Police confront Israel-Hamas war demonstrators at Emory University

Hundreds of protesters arrested in ongoing demonstrations at college campuses across the U.S.
Pro-Palestinian protesters rally at the Emory campus on Atlanta on Thursday, April 25, 2024. (Arvin Temkar / AJC)

Credit: arvin.temkar@ajc.com

Credit: arvin.temkar@ajc.com

Pro-Palestinian protesters rally at the Emory campus on Atlanta on Thursday, April 25, 2024. (Arvin Temkar / AJC)

Several people were detained by police Thursday after setting up an encampment at Emory University to protest the Israel-Hamas war, echoing recent conflict at college campuses across the U.S.

Students, faculty and other protesters said they were prepared to camp out in the center of campus until the university cut ties with companies that advance Israel’s military efforts in Gaza and groups that fund the construction of a new police training facility in DeKalb County.

But within a few hours, campus police had called in reinforcements from the Atlanta Police Department and the Georgia State Patrol.

The university did not say how many people were taken into custody or if any charges were filed by the time of publication. Earlier in the day, Emory police Commander Thomas Manns told The Atlanta Journal-Constitution that those taken into custody could face charges including criminal trespassing and assaulting police officers.

Witnesses and attendees said the protest was peaceful until police intervened. Atlanta police said in a statement that officers were met with violence when they tried to secure the campus. Videos of the interactions posted to social media showed Atlanta police officers carrying rifles and zip ties walking through the encampment. Atlanta police used chemical irritants to disperse the crowd, but did not deploy rubber bullets, they said.

Tara Doyle, a lecturer at Emory’s Candler School of Theology, said the use of force was unnecessary.

“I am so disappointed in this university,” she told the AJC. “It was … heavy-handed, unnecessary violence against our students.”

More than 100 Columbia University students were arrested last week by New York City police officers in riot gear after setting up an encampment at that school. This week, a similar scene is playing out all over the country: Encampments go up, and law enforcement goes in.

At New York University, 133 protesters were taken into custody. At Yale University, more than 40 protesters were arrested. At Emerson College in Boston, 108 people were arrested and four police officers suffered injuries that were not life-threatening, police said. And Los Angeles police arrested 93 people on trespassing charges at the University of Southern California, which canceled its main stage graduation ceremony.

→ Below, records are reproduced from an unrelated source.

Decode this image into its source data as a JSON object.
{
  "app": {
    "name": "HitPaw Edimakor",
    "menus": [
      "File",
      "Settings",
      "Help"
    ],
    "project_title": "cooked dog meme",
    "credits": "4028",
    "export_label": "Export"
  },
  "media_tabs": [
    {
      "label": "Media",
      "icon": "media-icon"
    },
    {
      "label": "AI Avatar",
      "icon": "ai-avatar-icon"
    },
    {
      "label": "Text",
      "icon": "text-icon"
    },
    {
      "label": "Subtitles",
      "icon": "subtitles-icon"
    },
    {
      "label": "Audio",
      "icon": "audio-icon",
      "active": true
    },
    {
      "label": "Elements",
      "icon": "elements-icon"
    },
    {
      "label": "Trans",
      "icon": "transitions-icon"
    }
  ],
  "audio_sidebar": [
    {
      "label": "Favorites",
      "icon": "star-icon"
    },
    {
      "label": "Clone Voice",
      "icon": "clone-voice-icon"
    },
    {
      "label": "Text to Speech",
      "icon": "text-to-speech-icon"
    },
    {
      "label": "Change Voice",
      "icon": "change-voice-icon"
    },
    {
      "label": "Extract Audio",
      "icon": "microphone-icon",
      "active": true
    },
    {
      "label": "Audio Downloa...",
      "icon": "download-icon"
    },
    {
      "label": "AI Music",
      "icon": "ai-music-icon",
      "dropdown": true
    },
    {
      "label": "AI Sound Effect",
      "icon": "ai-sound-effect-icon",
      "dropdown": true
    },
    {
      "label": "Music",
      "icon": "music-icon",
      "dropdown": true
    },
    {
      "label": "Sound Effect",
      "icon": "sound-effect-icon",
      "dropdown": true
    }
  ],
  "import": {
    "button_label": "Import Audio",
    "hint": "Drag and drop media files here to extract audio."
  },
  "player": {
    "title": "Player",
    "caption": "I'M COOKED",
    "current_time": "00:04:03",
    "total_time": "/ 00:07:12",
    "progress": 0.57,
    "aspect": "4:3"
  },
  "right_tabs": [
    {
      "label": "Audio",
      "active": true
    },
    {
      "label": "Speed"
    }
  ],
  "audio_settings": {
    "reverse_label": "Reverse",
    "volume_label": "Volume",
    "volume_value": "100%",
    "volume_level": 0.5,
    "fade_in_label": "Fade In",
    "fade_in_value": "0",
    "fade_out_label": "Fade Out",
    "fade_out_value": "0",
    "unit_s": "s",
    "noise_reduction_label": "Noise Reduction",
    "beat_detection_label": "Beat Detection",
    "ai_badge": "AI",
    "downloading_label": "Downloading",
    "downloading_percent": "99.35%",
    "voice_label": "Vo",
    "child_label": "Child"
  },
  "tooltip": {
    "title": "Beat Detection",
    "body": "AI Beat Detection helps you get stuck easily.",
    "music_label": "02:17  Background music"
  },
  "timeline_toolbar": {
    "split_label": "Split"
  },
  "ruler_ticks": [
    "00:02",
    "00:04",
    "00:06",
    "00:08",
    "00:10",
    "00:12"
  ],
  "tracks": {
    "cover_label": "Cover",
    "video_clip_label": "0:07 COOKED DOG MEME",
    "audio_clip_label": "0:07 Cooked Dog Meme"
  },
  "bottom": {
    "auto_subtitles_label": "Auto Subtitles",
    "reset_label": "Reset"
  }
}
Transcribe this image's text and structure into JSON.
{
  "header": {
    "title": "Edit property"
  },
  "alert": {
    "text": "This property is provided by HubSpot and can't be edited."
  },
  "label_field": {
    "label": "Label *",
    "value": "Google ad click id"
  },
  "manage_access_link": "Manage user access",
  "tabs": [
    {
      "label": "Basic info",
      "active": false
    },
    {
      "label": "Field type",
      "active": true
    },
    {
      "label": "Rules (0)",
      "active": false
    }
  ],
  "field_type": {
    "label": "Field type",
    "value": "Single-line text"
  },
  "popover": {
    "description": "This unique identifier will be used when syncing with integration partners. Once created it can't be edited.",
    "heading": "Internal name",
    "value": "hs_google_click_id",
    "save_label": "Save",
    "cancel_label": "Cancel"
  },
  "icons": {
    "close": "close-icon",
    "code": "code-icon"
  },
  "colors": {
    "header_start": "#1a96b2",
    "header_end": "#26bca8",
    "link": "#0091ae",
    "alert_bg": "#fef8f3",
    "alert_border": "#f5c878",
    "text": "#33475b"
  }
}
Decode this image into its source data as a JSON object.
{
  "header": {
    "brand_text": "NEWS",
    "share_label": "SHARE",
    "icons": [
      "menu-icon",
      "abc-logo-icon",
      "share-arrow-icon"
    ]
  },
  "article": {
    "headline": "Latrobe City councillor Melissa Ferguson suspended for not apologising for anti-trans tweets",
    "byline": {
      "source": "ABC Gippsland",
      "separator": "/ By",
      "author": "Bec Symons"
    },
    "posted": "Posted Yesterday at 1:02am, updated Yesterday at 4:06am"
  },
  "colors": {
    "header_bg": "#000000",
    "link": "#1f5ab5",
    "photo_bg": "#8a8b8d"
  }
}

The protesters who set up the encampment at the Atlanta campus were “largely not affiliated with Emory,” said University President Gregory Fenves in an email to the school community. He said the individuals were trespassing, and law enforcement cleared the area when they refused to leave.

“This is completely unacceptable,” he wrote.

Emory student Bella Montealegre came to support the demonstration and witnessed the arrests. She said officers used more force than necessary.

”We have the right to be upset at the police for coming into our space when we’re doing something peaceful,” she said. “This is our campus. We literally pay for it. We’re the ones who fund all this and we should have a say.”

Laura Diamond, a university spokesperson, said members of the Emory community weren’t recognized as part of the initial group of protesters, but joined in later.

State officials were weighing in by Thursday afternoon. Gov. Brian Kemp said college campuses “will never be a safe haven for those who promote terrorism and extremism that threatens the safety of students.” Lt. Gov. Burt Jones decried “pro-terrorist radicals and liberal anarchists” at Georgia campuses. And Attorney General Chris Carr posted on social media that “nobody has the legal right to shut down our schools by camping out and making antisemitic threats.”

Conversely, a group of 11 Democrat state lawmakers condemned the “use of extreme anti-riot tactics” in a statement, and criticized state leaders for responding to peaceful protests with violence.

Emory has served as a center for debate in metro Atlanta since the onset of the Israel-Hamas war on Oct. 7. The small private university has a large percentage of Jewish students, some of whom have said that rhetoric around the war has made them feel unsafe on campus this year. University leaders were already facing pressure to defuse tensions on campus.

The initial Hamas attack killed an estimated 1,200 Israelis and foreigners. More than 34,000 Palestinians have been killed during the ensuing conflict, according to Gaza’s Health Ministry. An estimated 1.7 million people have been displaced from Gaza.

The group at Emory gathered at 7:30 a.m. but dispersed by the afternoon. At its largest point, there were hundreds of people gathered at the Quadrangle at the center of campus.

Nearly 30 miles north, there was not a police officer in sight as about 150 pro-Palestinian demonstrators marched across Kennesaw State’s main campus. The students called for an end to Israel’s offensive in Gaza as a small contingent of pro-Israel counter-protesters stood nearby.

Ali Dabdoub, a Palestinian KSU student studying software engineering, said he was impressed by the turnout — not just at KSU, but at colleges across the U.S.

“I believe the world is waking up,” he said. “I know it’s going to happen. It’s just a matter of time.”